§ **Extracted data**:
────────

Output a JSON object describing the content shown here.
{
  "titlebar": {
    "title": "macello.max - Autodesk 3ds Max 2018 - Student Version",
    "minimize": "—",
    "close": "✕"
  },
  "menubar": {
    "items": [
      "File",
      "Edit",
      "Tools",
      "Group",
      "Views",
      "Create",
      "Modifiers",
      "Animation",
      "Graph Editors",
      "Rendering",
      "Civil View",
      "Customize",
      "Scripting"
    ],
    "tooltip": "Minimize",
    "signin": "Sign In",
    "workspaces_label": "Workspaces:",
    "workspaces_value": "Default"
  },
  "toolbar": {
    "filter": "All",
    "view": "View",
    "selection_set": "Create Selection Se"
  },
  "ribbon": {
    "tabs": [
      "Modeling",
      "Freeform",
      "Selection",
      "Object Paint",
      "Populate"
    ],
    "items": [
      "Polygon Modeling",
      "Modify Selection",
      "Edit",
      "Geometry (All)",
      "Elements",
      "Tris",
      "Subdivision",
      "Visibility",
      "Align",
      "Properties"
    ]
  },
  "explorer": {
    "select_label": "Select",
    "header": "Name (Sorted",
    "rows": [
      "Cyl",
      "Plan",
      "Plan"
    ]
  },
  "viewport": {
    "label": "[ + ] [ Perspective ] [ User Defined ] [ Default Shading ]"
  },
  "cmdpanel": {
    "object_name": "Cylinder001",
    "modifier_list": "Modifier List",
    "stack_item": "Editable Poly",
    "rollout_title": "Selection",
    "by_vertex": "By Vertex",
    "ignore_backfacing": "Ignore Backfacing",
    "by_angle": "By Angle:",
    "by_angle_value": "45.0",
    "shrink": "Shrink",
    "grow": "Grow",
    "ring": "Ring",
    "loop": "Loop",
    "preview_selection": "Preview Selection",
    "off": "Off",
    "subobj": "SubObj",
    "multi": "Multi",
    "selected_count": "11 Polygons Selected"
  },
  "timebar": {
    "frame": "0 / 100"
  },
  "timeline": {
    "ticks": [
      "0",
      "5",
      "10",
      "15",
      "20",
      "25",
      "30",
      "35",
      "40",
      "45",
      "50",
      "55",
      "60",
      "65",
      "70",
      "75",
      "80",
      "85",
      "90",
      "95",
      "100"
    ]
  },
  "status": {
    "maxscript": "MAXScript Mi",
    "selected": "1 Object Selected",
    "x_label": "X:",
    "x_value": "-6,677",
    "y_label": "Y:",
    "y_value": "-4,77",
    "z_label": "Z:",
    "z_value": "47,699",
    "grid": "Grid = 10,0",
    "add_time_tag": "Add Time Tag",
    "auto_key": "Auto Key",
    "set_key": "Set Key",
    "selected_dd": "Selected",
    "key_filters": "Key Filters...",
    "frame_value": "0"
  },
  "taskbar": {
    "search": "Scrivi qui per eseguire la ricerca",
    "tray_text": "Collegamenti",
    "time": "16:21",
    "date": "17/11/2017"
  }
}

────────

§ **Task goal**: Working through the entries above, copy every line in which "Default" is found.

§ **Task output**:
    "workspaces_value": "Default"
    "label": "[ + ] [ Perspective ] [ User Defined ] [ Default Shading ]"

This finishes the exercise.